DIRECTIONS FOR THIS TASK. Filter the entries for the string "text". Copy each line that has it.

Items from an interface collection
--------------------------------

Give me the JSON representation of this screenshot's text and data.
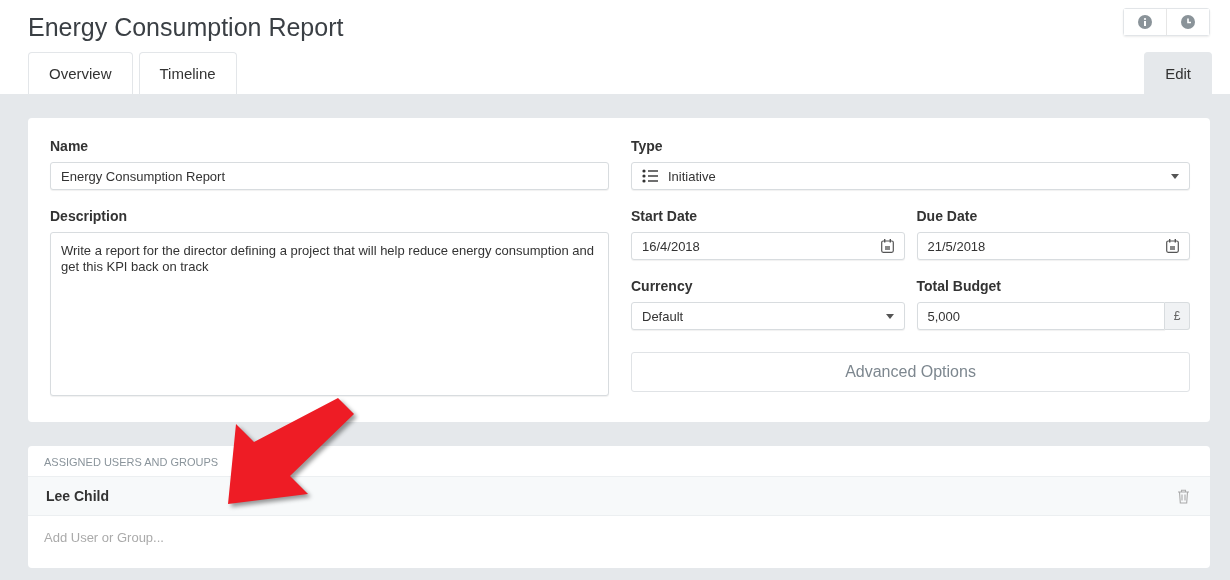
{
  "title": "Energy Consumption Report",
  "tabs": [
    {
      "label": "Overview",
      "selected": false
    },
    {
      "label": "Timeline",
      "selected": false
    },
    {
      "label": "Edit",
      "selected": true
    }
  ],
  "form": {
    "name": {
      "label": "Name",
      "value": "Energy Consumption Report"
    },
    "description": {
      "label": "Description",
      "value": "Write a report for the director defining a project that will help reduce energy consumption and get this KPI back on track"
    },
    "type": {
      "label": "Type",
      "value": "Initiative"
    },
    "start_date": {
      "label": "Start Date",
      "value": "16/4/2018"
    },
    "due_date": {
      "label": "Due Date",
      "value": "21/5/2018"
    },
    "currency": {
      "label": "Currency",
      "value": "Default"
    },
    "total_budget": {
      "label": "Total Budget",
      "value": "5,000",
      "addon": "£"
    },
    "advanced_button": "Advanced Options"
  },
  "assigned": {
    "heading": "ASSIGNED USERS AND GROUPS",
    "users": [
      "Lee Child"
    ],
    "add_placeholder": "Add User or Group..."
  },
  "annotation": {
    "kind": "arrow"
  }
}
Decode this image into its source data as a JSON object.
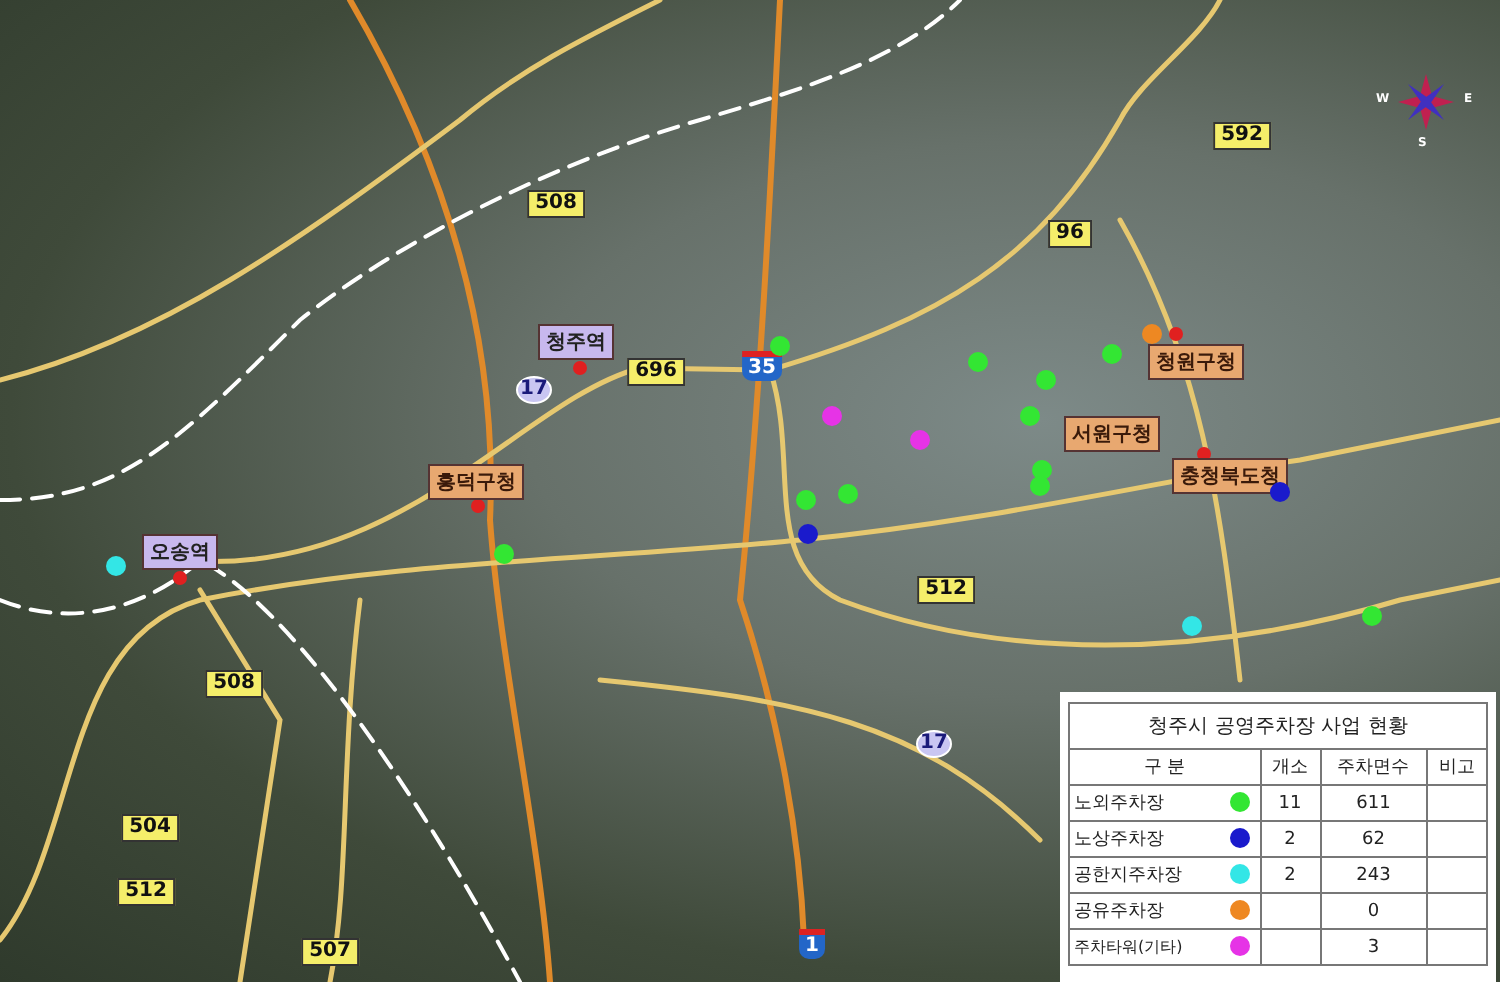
{
  "map": {
    "compass": {
      "letters": [
        "W",
        "E",
        "S"
      ]
    },
    "road_shields": [
      {
        "kind": "local",
        "number": "508"
      },
      {
        "kind": "local",
        "number": "592"
      },
      {
        "kind": "local",
        "number": "96"
      },
      {
        "kind": "local",
        "number": "696"
      },
      {
        "kind": "expressway",
        "number": "35"
      },
      {
        "kind": "national",
        "number": "17"
      },
      {
        "kind": "local",
        "number": "508"
      },
      {
        "kind": "local",
        "number": "512"
      },
      {
        "kind": "national",
        "number": "17"
      },
      {
        "kind": "local",
        "number": "504"
      },
      {
        "kind": "local",
        "number": "512"
      },
      {
        "kind": "local",
        "number": "507"
      },
      {
        "kind": "expressway",
        "number": "1"
      }
    ],
    "place_labels": [
      {
        "kind": "station",
        "text": "청주역"
      },
      {
        "kind": "office",
        "text": "흥덕구청"
      },
      {
        "kind": "station",
        "text": "오송역"
      },
      {
        "kind": "office",
        "text": "청원구청"
      },
      {
        "kind": "office",
        "text": "서원구청"
      },
      {
        "kind": "office",
        "text": "충청북도청"
      }
    ],
    "parking_sites": [
      {
        "color": "#33e633"
      },
      {
        "color": "#33e633"
      },
      {
        "color": "#33e633"
      },
      {
        "color": "#33e633"
      },
      {
        "color": "#33e633"
      },
      {
        "color": "#33e633"
      },
      {
        "color": "#33e633"
      },
      {
        "color": "#33e633"
      },
      {
        "color": "#33e633"
      },
      {
        "color": "#33e633"
      },
      {
        "color": "#33e633"
      },
      {
        "color": "#1a1acc"
      },
      {
        "color": "#1a1acc"
      },
      {
        "color": "#33e6e6"
      },
      {
        "color": "#33e6e6"
      },
      {
        "color": "#ee8822"
      },
      {
        "color": "#e633e6"
      },
      {
        "color": "#e633e6"
      }
    ]
  },
  "table": {
    "title": "청주시 공영주차장 사업 현황",
    "columns": [
      "구 분",
      "개소",
      "주차면수",
      "비고"
    ],
    "rows": [
      {
        "name": "노외주차장",
        "color": "#33e633",
        "count": "11",
        "spaces": "611"
      },
      {
        "name": "노상주차장",
        "color": "#1a1acc",
        "count": "2",
        "spaces": "62"
      },
      {
        "name": "공한지주차장",
        "color": "#33e6e6",
        "count": "2",
        "spaces": "243"
      },
      {
        "name": "공유주차장",
        "color": "#ee8822",
        "spaces": "0"
      },
      {
        "name": "주차타워(기타)",
        "color": "#e633e6",
        "spaces": "3"
      }
    ]
  }
}
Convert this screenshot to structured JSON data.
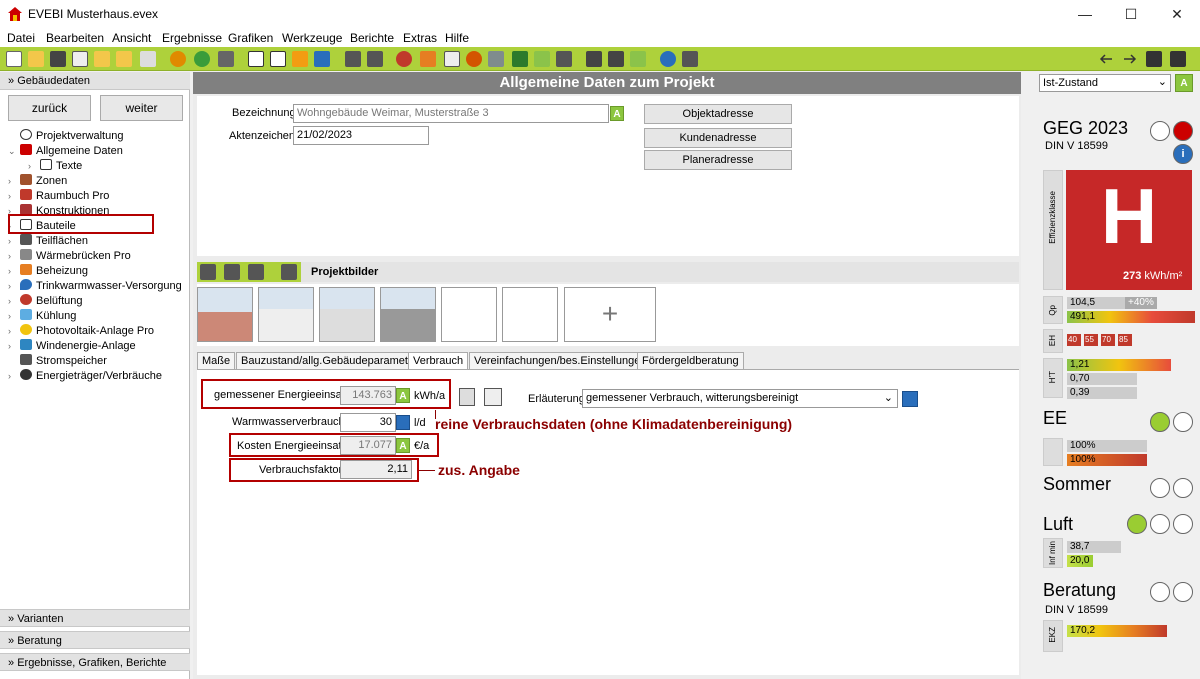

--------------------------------

EXPECTED ANSWER.
Give me the JSON representation of this screenshot's text and data.
        "text": "청주역"
        "text": "흥덕구청"
        "text": "오송역"
        "text": "청원구청"
        "text": "서원구청"
        "text": "충청북도청"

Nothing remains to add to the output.